Example: Imagine a healthcare organization that collects sensitive patient data across multiple departments, including medical records, billing information, and research data. By implementing federated governance, each department can define access controls, data retention policies, and privacy measures tailored to their specific requirements. This ensures compliance with regulatory requirements such as HIPAA while still allowing for collaboration and data sharing across the organization.

Benefits of Data Mesh Architecture

Imagine data as scattered puzzle pieces. Each piece represents a specific area of your business such as sales, marketing, and more. Traditionally, these pieces are locked away in a central box and make it difficult for anyone outside a small team to access and use them.

Here’s how data mesh changes the game:

Facilitates data democratization and everyone gets involved

73% of companies’ data goes untapped, according to studies. This disconnect between data we have and data we use is often due to bottlenecks in accessibility. Data resides in centralized repositories like traditional data warehouses, controlled by specialists.

But with data mesh, data becomes accessible to various teams, not just specialists. This means anyone who needs data can find and use it easily. This leads to faster decision-making and fewer bottlenecks.

Supports a cost-effective approach

Instead of one giant storage box, data is stored in smaller, cloud-based containers. This is like renting storage units instead of owning a massive warehouse. You only pay for what you use, making it more affordable and scalable.

Reduces clutter, enhances efficiency

A central data storage often becomes cluttered and slow over time. Distributing data by domain keeps things organized and efficient, similar to how keeping your space clean makes it easier to find things.

Enables easy collaboration

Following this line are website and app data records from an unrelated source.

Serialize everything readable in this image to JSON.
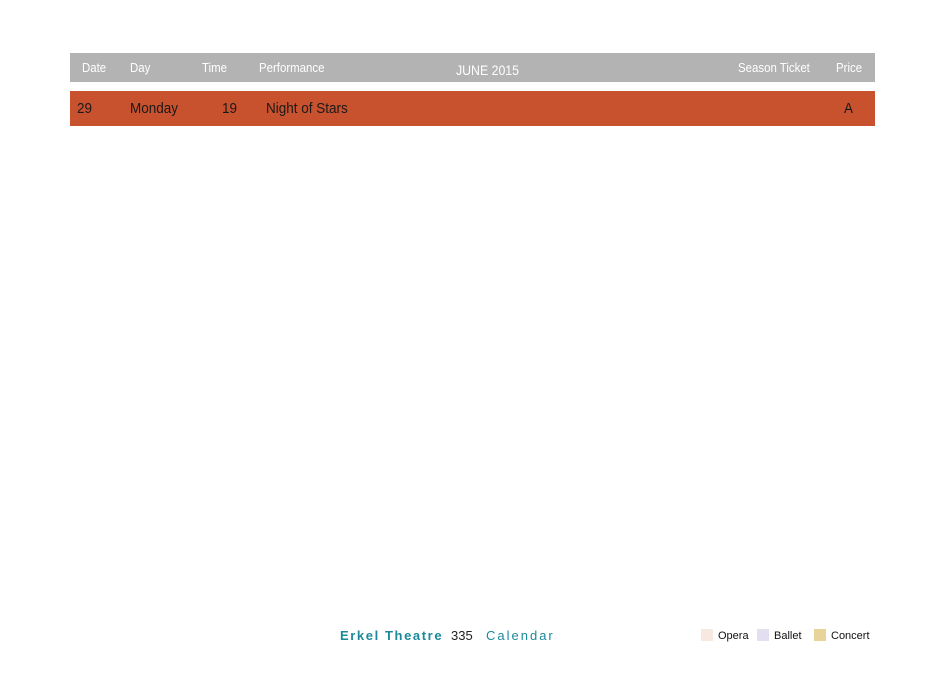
{
  "header": {
    "date": "Date",
    "day": "Day",
    "time": "Time",
    "performance": "Performance",
    "month": "JUNE 2015",
    "season_ticket": "Season Ticket",
    "price": "Price"
  },
  "rows": [
    {
      "date": "29",
      "day": "Monday",
      "time": "19",
      "performance": "Night of Stars",
      "season_ticket": "",
      "price": "A"
    }
  ],
  "footer": {
    "theatre": "Erkel Theatre",
    "page": "335",
    "section": "Calendar"
  },
  "legend": [
    {
      "label": "Opera",
      "color": "#f7e9e0"
    },
    {
      "label": "Ballet",
      "color": "#e3dff0"
    },
    {
      "label": "Concert",
      "color": "#e8d49a"
    }
  ],
  "colors": {
    "header_bg": "#b3b3b3",
    "row_concert": "#c8512e",
    "accent": "#1a8a9a"
  }
}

Data mesh ensures standardized formats across different domains, making it easier for teams to connect and share data across the organization. This fosters collaboration and helps create a clearer view of all relevant information.

Wrapping Up

Ready to implement the data mesh architecture for your organization?

We can help. LumenData is an Informatica Enterprise Platinum Partner and recipient of Informatica’s Global Delivery Channel Partner of the Year award. Our expertise in Informatica’s Intelligent Data Management Cloud (IDMC), combined with our QuickStart programs and accelerators, can help you achieve a go-live in weeks.

Initiate a conversation today.

Authors​

Shalu Santvana

Shalu Santvana

Content Crafter

Mohd Imran

Mohd Imran

Senior Consultant